remote-employee.jpgHonestly, it’s taken me about this long to truly understand the “lessons” I’ve learned about working remote, and I’m still learning.

Although it’s been challenging at times, I’m grateful for this experience and I know that overcoming the obstacles I’ve already faced to start out this new lifestyle have made me a stronger and better person overall.

My advice to you if you find yourself in the same situation - give it a shot!

I hope this article helps ease any qualms you have about working remotely and if you need some more guidance, there are many resources available to help you through the adjustment period.

Here are just a few other resources you can check out:

That's all from IMPACT West, for now.
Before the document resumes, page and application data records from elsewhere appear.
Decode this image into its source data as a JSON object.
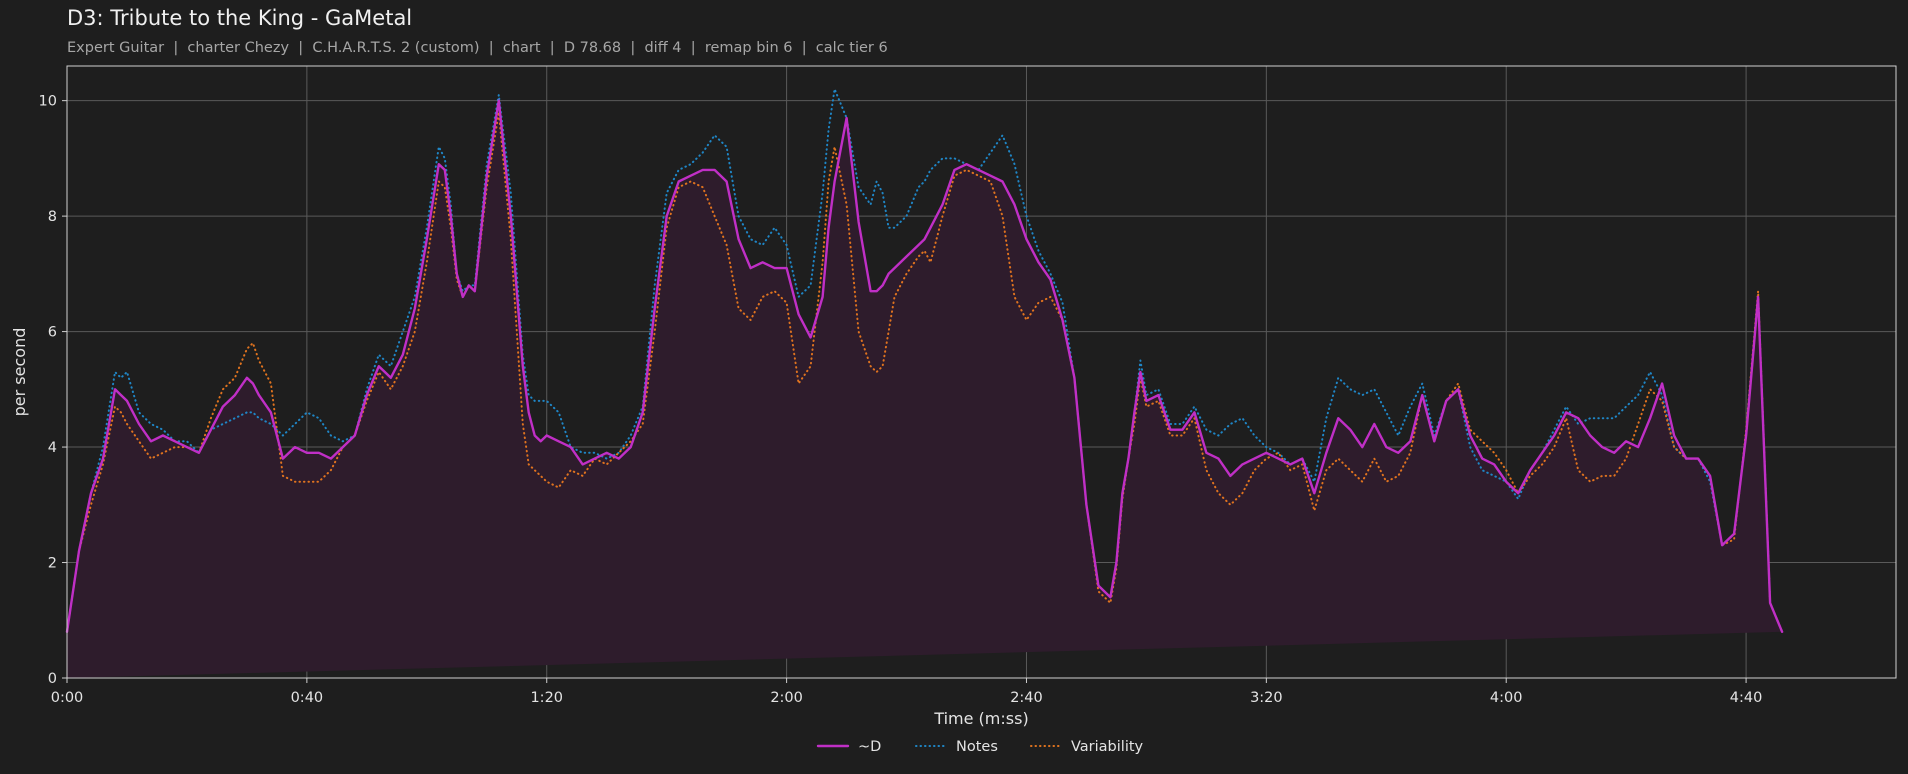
{
  "title": "D3: Tribute to the King - GaMetal",
  "subtitle": "Expert Guitar  |  charter Chezy  |  C.H.A.R.T.S. 2 (custom)  |  chart  |  D 78.68  |  diff 4  |  remap bin 6  |  calc tier 6",
  "colors": {
    "background": "#1e1e1e",
    "grid": "#5a5a5a",
    "fill": "#2e1c2c",
    "d": "#c02fc6",
    "notes": "#1f86c6",
    "variability": "#e0731f"
  },
  "chart_data": {
    "type": "line",
    "xlabel": "Time (m:ss)",
    "ylabel": "per second",
    "xlim": [
      0,
      305
    ],
    "ylim": [
      0,
      10.6
    ],
    "grid": true,
    "legend_placement": "bottom-center",
    "xticks": [
      {
        "value": 0,
        "label": "0:00"
      },
      {
        "value": 40,
        "label": "0:40"
      },
      {
        "value": 80,
        "label": "1:20"
      },
      {
        "value": 120,
        "label": "2:00"
      },
      {
        "value": 160,
        "label": "2:40"
      },
      {
        "value": 200,
        "label": "3:20"
      },
      {
        "value": 240,
        "label": "4:00"
      },
      {
        "value": 280,
        "label": "4:40"
      }
    ],
    "yticks": [
      {
        "value": 0,
        "label": "0"
      },
      {
        "value": 2,
        "label": "2"
      },
      {
        "value": 4,
        "label": "4"
      },
      {
        "value": 6,
        "label": "6"
      },
      {
        "value": 8,
        "label": "8"
      },
      {
        "value": 10,
        "label": "10"
      }
    ],
    "x": [
      0,
      2,
      4,
      6,
      8,
      9,
      10,
      12,
      14,
      16,
      18,
      20,
      22,
      24,
      26,
      28,
      30,
      31,
      32,
      34,
      36,
      38,
      40,
      42,
      44,
      46,
      48,
      50,
      52,
      54,
      56,
      58,
      60,
      62,
      63,
      64,
      65,
      66,
      67,
      68,
      70,
      72,
      74,
      76,
      77,
      78,
      79,
      80,
      82,
      84,
      86,
      88,
      90,
      92,
      94,
      96,
      98,
      100,
      102,
      104,
      106,
      108,
      110,
      112,
      114,
      116,
      118,
      120,
      122,
      124,
      126,
      127,
      128,
      130,
      132,
      134,
      135,
      136,
      137,
      138,
      140,
      142,
      143,
      144,
      146,
      148,
      150,
      152,
      154,
      156,
      158,
      160,
      162,
      164,
      166,
      168,
      170,
      172,
      174,
      175,
      176,
      177,
      178,
      179,
      180,
      182,
      184,
      186,
      188,
      190,
      192,
      194,
      196,
      198,
      200,
      202,
      204,
      206,
      208,
      210,
      212,
      214,
      216,
      218,
      220,
      222,
      224,
      226,
      228,
      230,
      232,
      234,
      236,
      238,
      240,
      242,
      244,
      246,
      248,
      250,
      252,
      254,
      256,
      258,
      260,
      262,
      264,
      266,
      268,
      270,
      272,
      274,
      276,
      278,
      280,
      282,
      284,
      286,
      288,
      290,
      292,
      294,
      296,
      297,
      298,
      300,
      302,
      304,
      305
    ],
    "series": [
      {
        "name": "~D",
        "style": "solid",
        "values": [
          0.8,
          2.2,
          3.2,
          3.8,
          5.0,
          4.9,
          4.8,
          4.4,
          4.1,
          4.2,
          4.1,
          4.0,
          3.9,
          4.3,
          4.7,
          4.9,
          5.2,
          5.1,
          4.9,
          4.6,
          3.8,
          4.0,
          3.9,
          3.9,
          3.8,
          4.0,
          4.2,
          4.9,
          5.4,
          5.2,
          5.6,
          6.4,
          7.6,
          8.9,
          8.8,
          8.0,
          7.0,
          6.6,
          6.8,
          6.7,
          8.7,
          10.0,
          8.0,
          5.4,
          4.6,
          4.2,
          4.1,
          4.2,
          4.1,
          4.0,
          3.7,
          3.8,
          3.9,
          3.8,
          4.0,
          4.6,
          6.4,
          8.0,
          8.6,
          8.7,
          8.8,
          8.8,
          8.6,
          7.6,
          7.1,
          7.2,
          7.1,
          7.1,
          6.3,
          5.9,
          6.6,
          7.8,
          8.6,
          9.7,
          7.9,
          6.7,
          6.7,
          6.8,
          7.0,
          7.1,
          7.3,
          7.5,
          7.6,
          7.8,
          8.2,
          8.8,
          8.9,
          8.8,
          8.7,
          8.6,
          8.2,
          7.6,
          7.2,
          6.9,
          6.2,
          5.2,
          3.0,
          1.6,
          1.4,
          2.0,
          3.2,
          3.8,
          4.6,
          5.3,
          4.8,
          4.9,
          4.3,
          4.3,
          4.6,
          3.9,
          3.8,
          3.5,
          3.7,
          3.8,
          3.9,
          3.8,
          3.7,
          3.8,
          3.2,
          3.9,
          4.5,
          4.3,
          4.0,
          4.4,
          4.0,
          3.9,
          4.1,
          4.9,
          4.1,
          4.8,
          5.0,
          4.2,
          3.8,
          3.7,
          3.4,
          3.2,
          3.6,
          3.9,
          4.2,
          4.6,
          4.5,
          4.2,
          4.0,
          3.9,
          4.1,
          4.0,
          4.5,
          5.1,
          4.2,
          3.8,
          3.8,
          3.5,
          2.3,
          2.5,
          4.2,
          6.6,
          1.3,
          0.8
        ]
      },
      {
        "name": "Notes",
        "style": "dotted",
        "values": [
          0.8,
          2.2,
          3.2,
          4.0,
          5.3,
          5.2,
          5.3,
          4.6,
          4.4,
          4.3,
          4.1,
          4.1,
          3.9,
          4.3,
          4.4,
          4.5,
          4.6,
          4.6,
          4.5,
          4.4,
          4.2,
          4.4,
          4.6,
          4.5,
          4.2,
          4.1,
          4.2,
          5.0,
          5.6,
          5.4,
          6.0,
          6.6,
          7.8,
          9.2,
          9.0,
          8.2,
          7.0,
          6.7,
          6.8,
          6.8,
          8.9,
          10.1,
          8.4,
          5.6,
          4.9,
          4.8,
          4.8,
          4.8,
          4.6,
          4.0,
          3.9,
          3.9,
          3.8,
          3.9,
          4.2,
          4.7,
          6.8,
          8.4,
          8.8,
          8.9,
          9.1,
          9.4,
          9.2,
          8.0,
          7.6,
          7.5,
          7.8,
          7.5,
          6.6,
          6.8,
          8.4,
          9.5,
          10.2,
          9.7,
          8.5,
          8.2,
          8.6,
          8.4,
          7.8,
          7.8,
          8.0,
          8.5,
          8.6,
          8.8,
          9.0,
          9.0,
          8.9,
          8.8,
          9.1,
          9.4,
          8.9,
          8.0,
          7.4,
          7.0,
          6.5,
          5.2,
          3.0,
          1.6,
          1.4,
          2.0,
          3.2,
          3.8,
          4.6,
          5.5,
          4.9,
          5.0,
          4.4,
          4.4,
          4.7,
          4.3,
          4.2,
          4.4,
          4.5,
          4.2,
          4.0,
          3.9,
          3.7,
          3.8,
          3.4,
          4.5,
          5.2,
          5.0,
          4.9,
          5.0,
          4.6,
          4.2,
          4.7,
          5.1,
          4.2,
          4.8,
          5.0,
          4.0,
          3.6,
          3.5,
          3.4,
          3.1,
          3.6,
          3.9,
          4.3,
          4.7,
          4.4,
          4.5,
          4.5,
          4.5,
          4.7,
          4.9,
          5.3,
          4.9,
          4.0,
          3.8,
          3.8,
          3.4,
          2.3,
          2.5,
          4.2,
          6.6,
          1.3,
          0.8
        ]
      },
      {
        "name": "Variability",
        "style": "dotted",
        "values": [
          0.8,
          2.2,
          3.0,
          3.7,
          4.7,
          4.6,
          4.4,
          4.1,
          3.8,
          3.9,
          4.0,
          4.0,
          3.9,
          4.5,
          5.0,
          5.2,
          5.7,
          5.8,
          5.5,
          5.1,
          3.5,
          3.4,
          3.4,
          3.4,
          3.6,
          4.0,
          4.2,
          4.8,
          5.3,
          5.0,
          5.4,
          6.0,
          7.2,
          8.6,
          8.5,
          7.8,
          6.9,
          6.6,
          6.8,
          6.7,
          8.5,
          9.8,
          7.6,
          4.4,
          3.7,
          3.6,
          3.5,
          3.4,
          3.3,
          3.6,
          3.5,
          3.8,
          3.7,
          3.9,
          4.1,
          4.4,
          6.0,
          7.8,
          8.5,
          8.6,
          8.5,
          8.0,
          7.5,
          6.4,
          6.2,
          6.6,
          6.7,
          6.5,
          5.1,
          5.4,
          7.2,
          8.6,
          9.2,
          8.2,
          6.0,
          5.4,
          5.3,
          5.4,
          6.0,
          6.6,
          7.0,
          7.3,
          7.4,
          7.2,
          8.0,
          8.7,
          8.8,
          8.7,
          8.6,
          8.0,
          6.6,
          6.2,
          6.5,
          6.6,
          6.2,
          5.2,
          3.0,
          1.5,
          1.3,
          1.9,
          3.1,
          3.8,
          4.4,
          5.2,
          4.7,
          4.8,
          4.2,
          4.2,
          4.5,
          3.6,
          3.2,
          3.0,
          3.2,
          3.6,
          3.8,
          3.9,
          3.6,
          3.7,
          2.9,
          3.6,
          3.8,
          3.6,
          3.4,
          3.8,
          3.4,
          3.5,
          3.9,
          4.9,
          4.1,
          4.8,
          5.1,
          4.3,
          4.1,
          3.9,
          3.6,
          3.2,
          3.5,
          3.7,
          4.0,
          4.5,
          3.6,
          3.4,
          3.5,
          3.5,
          3.8,
          4.4,
          5.0,
          4.8,
          4.0,
          3.8,
          3.8,
          3.5,
          2.3,
          2.4,
          4.3,
          6.7,
          1.3,
          0.8
        ]
      }
    ]
  }
}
Erica and Shabazz, OUT!

remote-employee3.jpg


Free Assessment:

How does your sales & marketing measure up?
Take this free, 5-minute assessment and learn what you can start doing today to boost traffic, leads, and sales.
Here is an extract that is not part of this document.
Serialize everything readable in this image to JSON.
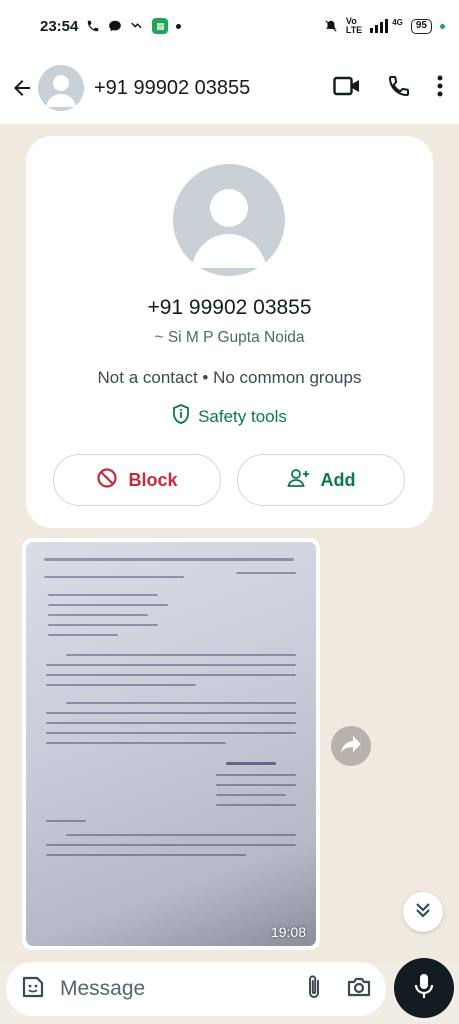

Related Articles

Pandemic leadership lessons from 2020, and how we move forward

January 25, 2021
Liz Murphy Liz Murphy

Content in 20/20: Our top 20 articles and trends from a year in pandemic
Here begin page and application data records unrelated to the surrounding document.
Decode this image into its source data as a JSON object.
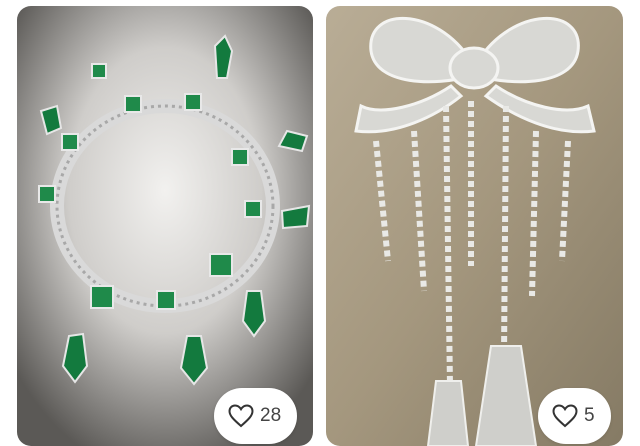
{
  "posts": [
    {
      "image": "emerald-necklace-photo",
      "likes_icon": "heart-outline-icon",
      "likes": "28"
    },
    {
      "image": "diamond-bow-brooch-photo",
      "likes_icon": "heart-outline-icon",
      "likes": "5"
    }
  ],
  "colors": {
    "card_bg_left": "#3a3936",
    "card_bg_right": "#9a8e78",
    "emerald": "#1f8a4a",
    "pill_bg": "#ffffff"
  }
}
December 31, 2020
Ramona Sukhraj Ramona Sukhraj

3 essential lessons I learned in my first 90 days as a B2B content manager

November 11, 2020
John Becker John Becker

How to have difficult conversations using video during coronavirus (+ examples)

April 29, 2020
Nick Bennett Nick Bennett

The 4 most important best practices for handling client cancellations

April 8, 2020
Brian Casey Brian Casey

How one of the hardest times of my life was made worse by poor UX/CX

February 3, 2020
Dia Vavruska Dia Vavruska

The real reason I failed at my last job

January 27, 2020
Nick Bennett Nick Bennett

Best of the best: Our top 19 marketing articles and trends from 2019

December 30, 2019
Ramona Sukhraj Ramona Sukhraj

#IMPACTTurns10: Our most tenured employees reflect on 10 years

November 28, 2019
Liz Murphy Liz Murphy

Dynamic businesses need dynamic websites: Why IMPACT's is always evolving

November 11, 2019
Bob Ruffolo Bob Ruffolo

My Employee Onboarding Was a 600-Person Ice Breaker

September 16, 2019
Connor DeLaney Connor DeLaney

Behind the Scenes: How IMPACT Produced Its "One-Take" Welcome Video

August 22, 2019
Megan Lang Megan Lang

Inside the #IMLive19 Opening Video: How We Pulled Off a 2-Month Process in 2 Weeks

August 17, 2019
Alex Winter Alex Winter

How Do You Overcome Imposter Syndrome as a Millennial Developing in Your Own Career?

August 6, 2019
Dan Baum Dan Baum

3 Surprising Lessons from Sending 54 Issues of THE LATEST, Our 3X-Weekly Email Newsletter

July 8, 2019
Liz Murphy Liz Murphy

How We Found Inspiration for IMPACT’s Welcome Video [Video]

July 6, 2019
Alex Winter Alex Winter

Lessons from the CEO: Content Marketing Success Stories from Across the Country

July 2, 2019
Bob Ruffolo Bob Ruffolo

I Was the Editor for Marcus Sheridan's They Ask, You Answer (2nd Edition) & Here's What I Learned

June 26, 2019
Liz Murphy Liz Murphy

The value of hiring an industry outsider as a content manager

June 20, 2019
John Becker John Becker

What I Learned From My Dad About Sales, Marketing, and Life

June 14, 2019
Christi Wharton Christi Wharton

Why We Created the Digital Sales And Marketing Scorecard

June 12, 2019
Bob Ruffolo Bob Ruffolo

30 things I learned before turning 30 (about life and marketing)

April 30, 2019
Ramona Sukhraj Ramona Sukhraj

5 Lessons I’ve Learned After Filming 5 Video Case Studies for IMPACT in 4 Weeks

April 26, 2019
Alex Winter Alex Winter

I Asked, They Didn't Answer: Lessons from a Terrible Online Research Experience

April 19, 2019
Katie Coelho Katie Coelho

6 Email Marketing Newsletter Lessons Learned from Sending 129 Issues of THE LATEST

April 4, 2019
Ramona Sukhraj Ramona Sukhraj